Scouting Report: Arenado has consistently been known as a quality hitter. He has a simple, compact swing that allows him to get the bat to the ball quickly and consistently and spray line drives to all fields. Due to his line-drive-oriented swing, Arenado’s power ceiling has always come into question. He doesn’t generate much loft and may top out with only 10-15 home runs a year on top of his 30-plus-double potential. Arenado is a solid defender at third base, where he has the hands and arm strength to stick at the position.
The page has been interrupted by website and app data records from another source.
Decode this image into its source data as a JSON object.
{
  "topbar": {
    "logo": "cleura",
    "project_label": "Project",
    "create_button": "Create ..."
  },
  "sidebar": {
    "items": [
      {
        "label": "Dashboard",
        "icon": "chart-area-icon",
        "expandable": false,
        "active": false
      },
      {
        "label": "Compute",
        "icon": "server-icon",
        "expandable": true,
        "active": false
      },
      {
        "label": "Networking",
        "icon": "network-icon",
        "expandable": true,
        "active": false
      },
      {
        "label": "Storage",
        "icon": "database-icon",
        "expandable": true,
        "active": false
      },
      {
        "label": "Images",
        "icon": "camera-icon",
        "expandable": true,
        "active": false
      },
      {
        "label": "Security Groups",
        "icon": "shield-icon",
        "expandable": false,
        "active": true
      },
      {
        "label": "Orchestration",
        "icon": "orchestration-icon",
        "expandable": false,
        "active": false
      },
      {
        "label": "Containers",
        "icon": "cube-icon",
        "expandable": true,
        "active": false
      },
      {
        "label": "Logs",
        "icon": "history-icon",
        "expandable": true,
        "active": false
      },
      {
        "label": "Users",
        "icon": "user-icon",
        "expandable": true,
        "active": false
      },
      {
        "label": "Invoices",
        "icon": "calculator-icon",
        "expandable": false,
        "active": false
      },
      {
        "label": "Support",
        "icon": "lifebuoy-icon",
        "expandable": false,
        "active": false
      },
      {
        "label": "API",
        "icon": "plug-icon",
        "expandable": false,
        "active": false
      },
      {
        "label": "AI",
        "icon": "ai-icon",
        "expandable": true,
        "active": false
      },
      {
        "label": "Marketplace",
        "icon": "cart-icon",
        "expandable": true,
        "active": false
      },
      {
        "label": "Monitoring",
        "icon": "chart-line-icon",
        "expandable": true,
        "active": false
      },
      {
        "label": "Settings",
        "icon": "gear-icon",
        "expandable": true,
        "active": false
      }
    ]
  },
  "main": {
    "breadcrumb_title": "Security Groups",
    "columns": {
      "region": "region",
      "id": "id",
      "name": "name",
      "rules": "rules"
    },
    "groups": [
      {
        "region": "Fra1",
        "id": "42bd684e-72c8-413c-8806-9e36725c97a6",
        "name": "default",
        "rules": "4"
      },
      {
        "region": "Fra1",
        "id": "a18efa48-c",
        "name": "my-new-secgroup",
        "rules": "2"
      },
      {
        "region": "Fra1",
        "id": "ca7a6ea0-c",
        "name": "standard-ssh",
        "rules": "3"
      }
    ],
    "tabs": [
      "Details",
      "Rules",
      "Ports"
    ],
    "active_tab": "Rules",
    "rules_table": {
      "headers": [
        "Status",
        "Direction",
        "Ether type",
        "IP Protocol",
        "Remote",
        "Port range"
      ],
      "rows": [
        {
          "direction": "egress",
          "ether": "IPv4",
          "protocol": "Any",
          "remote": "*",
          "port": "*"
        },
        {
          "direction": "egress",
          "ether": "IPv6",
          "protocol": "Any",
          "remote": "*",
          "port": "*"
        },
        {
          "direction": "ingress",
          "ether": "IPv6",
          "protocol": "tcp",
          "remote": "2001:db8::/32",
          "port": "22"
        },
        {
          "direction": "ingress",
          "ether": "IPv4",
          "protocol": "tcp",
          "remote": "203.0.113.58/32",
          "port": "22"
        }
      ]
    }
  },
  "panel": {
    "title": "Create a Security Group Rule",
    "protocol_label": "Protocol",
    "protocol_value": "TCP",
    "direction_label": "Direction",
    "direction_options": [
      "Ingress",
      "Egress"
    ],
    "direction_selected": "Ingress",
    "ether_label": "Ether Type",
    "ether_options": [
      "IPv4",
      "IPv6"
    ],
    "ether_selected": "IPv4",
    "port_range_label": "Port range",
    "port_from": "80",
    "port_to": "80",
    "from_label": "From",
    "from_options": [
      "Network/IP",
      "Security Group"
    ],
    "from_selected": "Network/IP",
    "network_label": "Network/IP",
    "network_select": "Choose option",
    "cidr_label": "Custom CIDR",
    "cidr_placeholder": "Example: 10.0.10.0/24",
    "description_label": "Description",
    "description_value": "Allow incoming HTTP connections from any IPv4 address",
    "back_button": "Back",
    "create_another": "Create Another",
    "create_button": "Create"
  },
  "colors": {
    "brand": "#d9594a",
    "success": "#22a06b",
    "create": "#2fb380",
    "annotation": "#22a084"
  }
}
With only modest reactions and below-average speed, his range is fringy, but it should be enough to get by at third long term. His overall profile may not be that of the protypical third baseman, but with the potential to hit .280-.290 with average power, Arenado should be a quality big-league player for a long time.
Immediate Big-League Future: Currently battling with the Diamondbacks at the top of the National League West, the Rockies didn’t hesitate to create an opportunity for Arenado in order to improve their third-base production. With Nelson out of the way and no other third baseman with the upside of Arenado in the system, the everyday job appears to be his for the taking. Though there will be some growing pains against more advanced pitching, Arenado should lock down the job without much trouble. —Mark Anderson
Fantasy Impact: Arenado’s call-up is one the fantasy community has been awaiting since early 2012. There was some speculation that he could break camp with the club last season, but his .192/.222/.346 spring line squashed those rumors, as did his modest minor-league season. Speculation ran high again this spring, especially as Arenado popped four homers in 19 Cactus League games, but he didn’t break camp with Colorado. It took unspectacular hitting (.213 TAv) and continued poor defense (-10.9 FRAA in 211 MLB games) from Nelson, coupled with Arenado’s hot Triple-A start, to give fantasy owners and Rockies fans what they wanted.
Arenado becomes an intriguing option in most formats, but especially in deeper mixed and NL-only leagues. Coors Field alone puts him on everyone’s radar, with his top-prospect status adding to the excitement. Arenado profiles as a high-batting-average, modest-power guy—think Martin Prado-level production—and joins the NL’s highest-scoring squad, which should put him in a favorable position to generate RBIs and score runs early on. However, those in 10-team leagues need to be careful about cutting an established bat for the shiny new toy. If you use larger rosters and have an obvious spot, then take a shot, but don’t do something foolish like cutting the aforementioned Prado because he is hitting .208 so far.
Arenado should be rostered in every other format based on potential alone, and he’s worth 50-55 percent of a free agency budget. —Paul Sporer
Mark Anderson is an author of Baseball Prospectus. Follow @ProspectMark